### Task statement
Within the entries that follow, show each line where the word "JSON" occurs.

Collection entries:

###

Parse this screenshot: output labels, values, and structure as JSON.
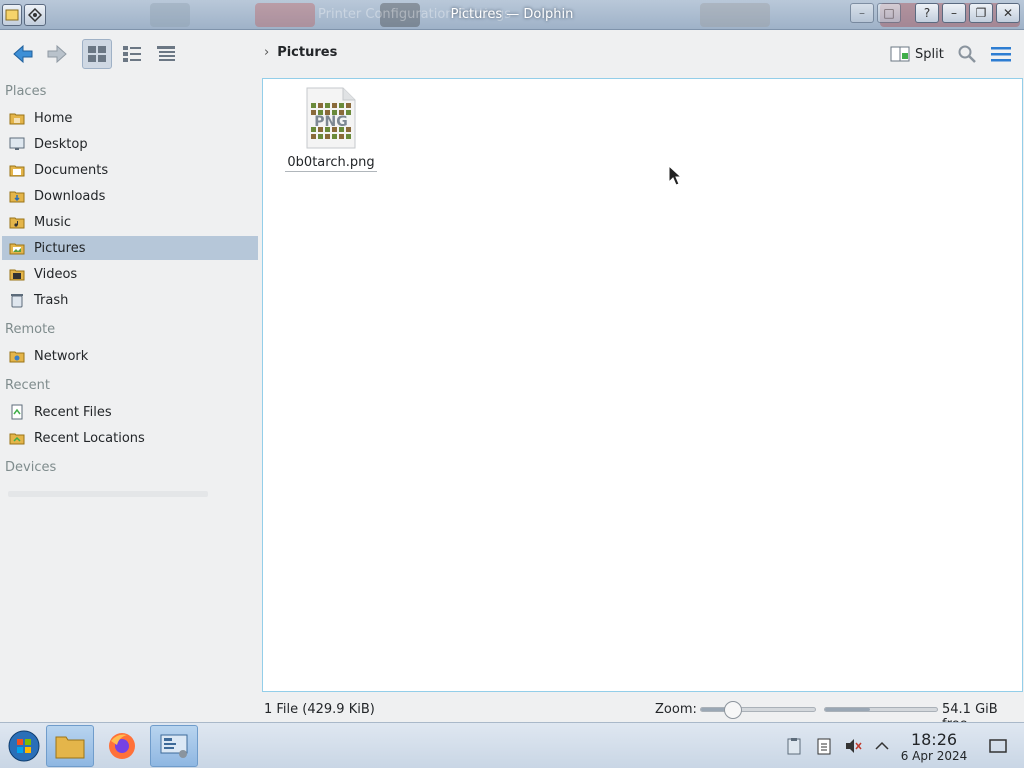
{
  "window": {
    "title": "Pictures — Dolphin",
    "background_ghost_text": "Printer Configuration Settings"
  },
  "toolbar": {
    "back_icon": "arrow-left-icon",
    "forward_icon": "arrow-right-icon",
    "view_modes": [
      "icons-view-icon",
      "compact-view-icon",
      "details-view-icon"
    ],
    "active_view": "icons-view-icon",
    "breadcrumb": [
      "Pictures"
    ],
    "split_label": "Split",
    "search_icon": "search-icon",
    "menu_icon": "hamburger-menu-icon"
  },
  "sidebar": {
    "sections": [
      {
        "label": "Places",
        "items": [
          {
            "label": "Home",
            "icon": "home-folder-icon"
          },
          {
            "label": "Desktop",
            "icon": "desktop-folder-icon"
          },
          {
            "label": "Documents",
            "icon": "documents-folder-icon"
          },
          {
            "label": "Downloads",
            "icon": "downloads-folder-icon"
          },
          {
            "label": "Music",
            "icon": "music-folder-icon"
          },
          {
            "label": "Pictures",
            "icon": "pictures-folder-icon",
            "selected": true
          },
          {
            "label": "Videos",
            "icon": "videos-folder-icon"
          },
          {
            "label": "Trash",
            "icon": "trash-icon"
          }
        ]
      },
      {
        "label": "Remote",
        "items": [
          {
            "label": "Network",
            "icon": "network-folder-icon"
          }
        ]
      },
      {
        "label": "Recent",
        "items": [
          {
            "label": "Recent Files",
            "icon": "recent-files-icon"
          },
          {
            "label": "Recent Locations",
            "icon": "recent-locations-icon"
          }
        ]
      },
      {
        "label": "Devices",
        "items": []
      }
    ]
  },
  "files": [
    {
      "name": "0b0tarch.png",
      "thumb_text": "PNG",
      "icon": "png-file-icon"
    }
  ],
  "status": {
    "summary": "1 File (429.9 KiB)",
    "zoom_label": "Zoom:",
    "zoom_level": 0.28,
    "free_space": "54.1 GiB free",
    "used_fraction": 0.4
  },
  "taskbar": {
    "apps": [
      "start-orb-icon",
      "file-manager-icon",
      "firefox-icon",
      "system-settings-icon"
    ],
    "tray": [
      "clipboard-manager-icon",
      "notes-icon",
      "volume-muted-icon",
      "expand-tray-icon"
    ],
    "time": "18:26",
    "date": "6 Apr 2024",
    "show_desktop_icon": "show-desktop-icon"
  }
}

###

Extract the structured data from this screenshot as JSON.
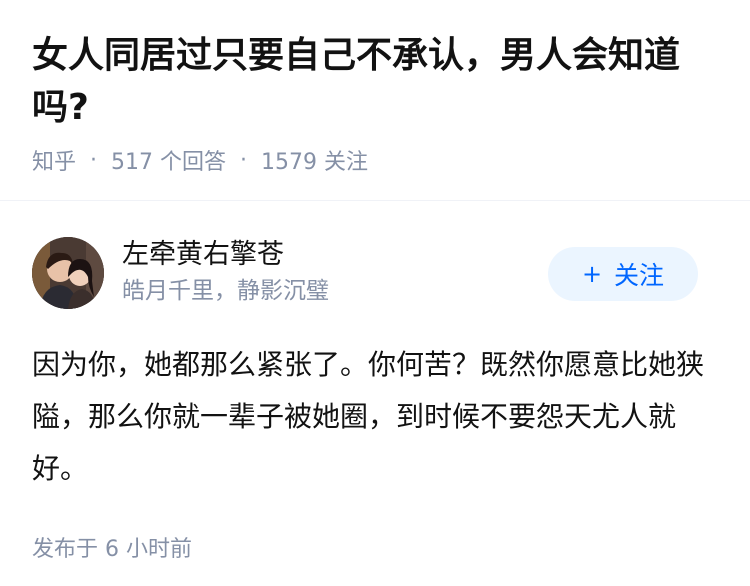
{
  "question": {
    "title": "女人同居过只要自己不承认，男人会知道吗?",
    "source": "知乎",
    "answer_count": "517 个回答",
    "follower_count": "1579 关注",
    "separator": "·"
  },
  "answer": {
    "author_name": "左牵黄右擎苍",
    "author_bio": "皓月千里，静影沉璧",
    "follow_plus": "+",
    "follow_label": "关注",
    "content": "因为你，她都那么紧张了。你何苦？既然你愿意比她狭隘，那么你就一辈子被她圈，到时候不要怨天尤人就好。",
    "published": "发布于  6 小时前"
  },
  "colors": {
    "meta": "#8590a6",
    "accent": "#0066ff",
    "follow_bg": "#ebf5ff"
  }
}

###

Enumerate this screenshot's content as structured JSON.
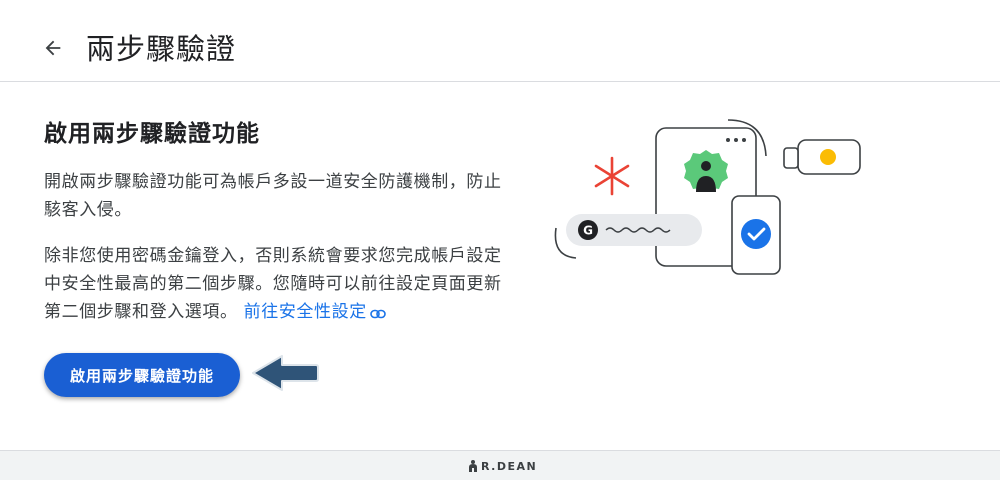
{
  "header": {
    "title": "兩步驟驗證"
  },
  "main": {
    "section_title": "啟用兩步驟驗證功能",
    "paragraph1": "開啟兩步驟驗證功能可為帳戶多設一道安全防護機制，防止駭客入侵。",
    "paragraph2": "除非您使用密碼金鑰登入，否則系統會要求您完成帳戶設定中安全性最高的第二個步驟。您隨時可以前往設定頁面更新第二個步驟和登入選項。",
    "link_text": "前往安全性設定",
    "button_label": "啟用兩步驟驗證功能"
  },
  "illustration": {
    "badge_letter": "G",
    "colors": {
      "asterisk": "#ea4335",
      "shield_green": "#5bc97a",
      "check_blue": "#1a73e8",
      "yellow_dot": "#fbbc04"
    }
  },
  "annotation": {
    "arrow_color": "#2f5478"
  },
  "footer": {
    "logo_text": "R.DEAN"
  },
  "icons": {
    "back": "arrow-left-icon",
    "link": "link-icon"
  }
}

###

### Output for this task
Parse this screenshot: output labels, values, and structure as JSON.
Extract the structured data from this screenshot as JSON.
Enumerate this screenshot's content as structured JSON.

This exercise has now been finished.